> [DESCRIPTION OF THE TASK]
The lines below, from the one containing "Extract the structured" through the one containing "Give me the", should be set down exactly, with no pictures and nothing else.

> [DATA LISTING]
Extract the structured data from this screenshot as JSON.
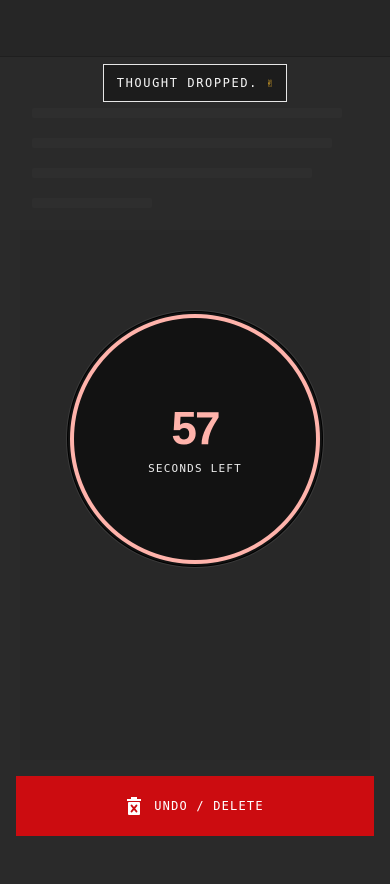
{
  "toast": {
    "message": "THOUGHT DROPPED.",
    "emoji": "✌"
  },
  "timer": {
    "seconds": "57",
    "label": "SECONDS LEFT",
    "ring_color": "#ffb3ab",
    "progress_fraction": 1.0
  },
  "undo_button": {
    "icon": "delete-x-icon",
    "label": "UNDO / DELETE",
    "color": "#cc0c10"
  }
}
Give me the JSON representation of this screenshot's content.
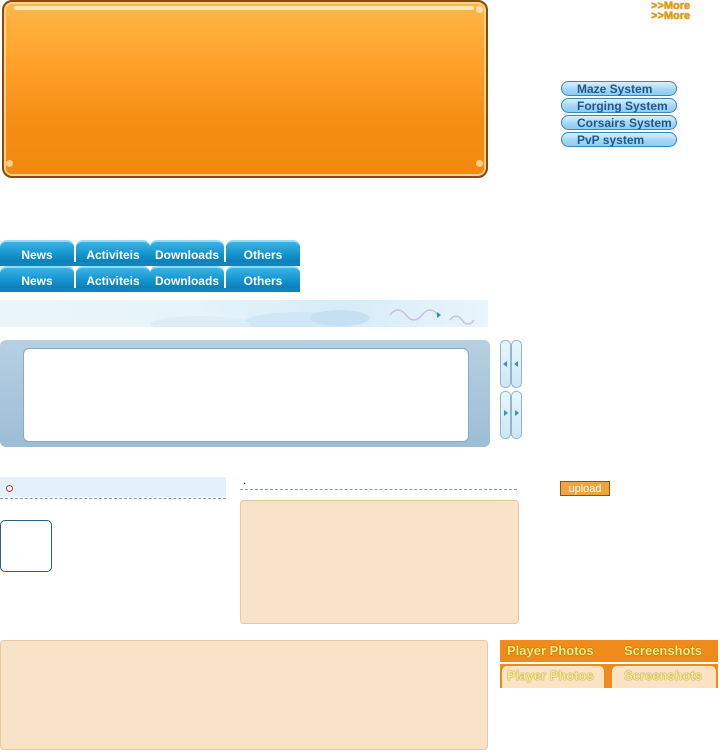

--

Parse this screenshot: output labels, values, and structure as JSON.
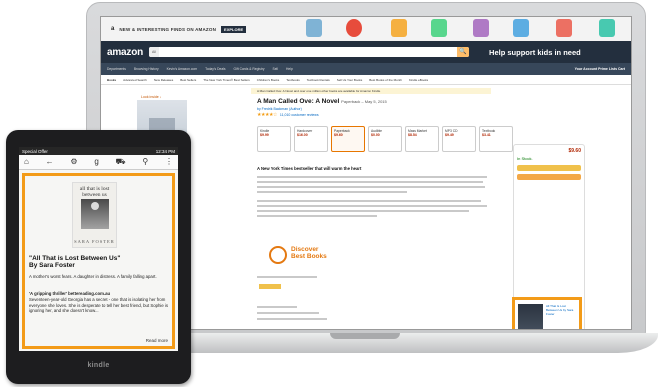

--

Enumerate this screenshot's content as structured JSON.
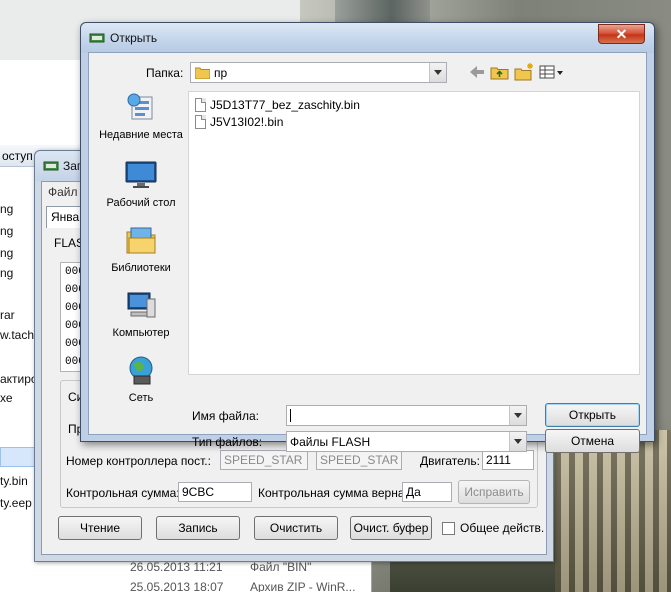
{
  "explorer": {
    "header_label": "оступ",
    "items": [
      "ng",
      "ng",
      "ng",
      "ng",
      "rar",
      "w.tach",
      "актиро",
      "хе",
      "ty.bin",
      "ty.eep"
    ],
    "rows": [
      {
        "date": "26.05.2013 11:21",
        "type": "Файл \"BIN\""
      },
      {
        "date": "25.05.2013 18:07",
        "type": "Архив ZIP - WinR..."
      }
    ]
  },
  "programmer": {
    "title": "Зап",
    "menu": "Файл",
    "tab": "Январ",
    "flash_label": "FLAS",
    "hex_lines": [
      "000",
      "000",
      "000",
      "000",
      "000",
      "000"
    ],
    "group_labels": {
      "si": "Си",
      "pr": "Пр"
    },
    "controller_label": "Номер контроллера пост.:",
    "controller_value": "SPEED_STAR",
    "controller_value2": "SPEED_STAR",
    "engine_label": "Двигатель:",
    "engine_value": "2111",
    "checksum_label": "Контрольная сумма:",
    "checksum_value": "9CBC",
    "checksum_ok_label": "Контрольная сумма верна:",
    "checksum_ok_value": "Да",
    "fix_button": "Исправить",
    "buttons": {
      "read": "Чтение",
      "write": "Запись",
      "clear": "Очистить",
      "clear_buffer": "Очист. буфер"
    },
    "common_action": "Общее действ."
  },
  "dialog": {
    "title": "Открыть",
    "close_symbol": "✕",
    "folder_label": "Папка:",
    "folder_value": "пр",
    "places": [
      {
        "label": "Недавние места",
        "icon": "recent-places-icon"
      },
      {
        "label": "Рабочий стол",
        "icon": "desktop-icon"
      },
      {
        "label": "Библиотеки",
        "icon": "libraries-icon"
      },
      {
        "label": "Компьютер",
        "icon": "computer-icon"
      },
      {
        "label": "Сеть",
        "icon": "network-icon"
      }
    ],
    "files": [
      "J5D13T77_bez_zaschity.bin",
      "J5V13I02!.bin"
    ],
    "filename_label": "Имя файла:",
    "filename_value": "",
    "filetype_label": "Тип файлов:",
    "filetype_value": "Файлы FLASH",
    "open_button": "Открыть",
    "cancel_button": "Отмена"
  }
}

> [RESPONSE]
Extract the structured data from this screenshot as JSON.
{
  "toast": {
    "message": "THOUGHT DROPPED.",
    "emoji": "✌"
  },
  "timer": {
    "seconds": "57",
    "label": "SECONDS LEFT",
    "ring_color": "#ffb3ab",
    "progress_fraction": 1.0
  },
  "undo_button": {
    "icon": "delete-x-icon",
    "label": "UNDO / DELETE",
    "color": "#cc0c10"
  }
}
Give me the JSON representation of this screenshot's content.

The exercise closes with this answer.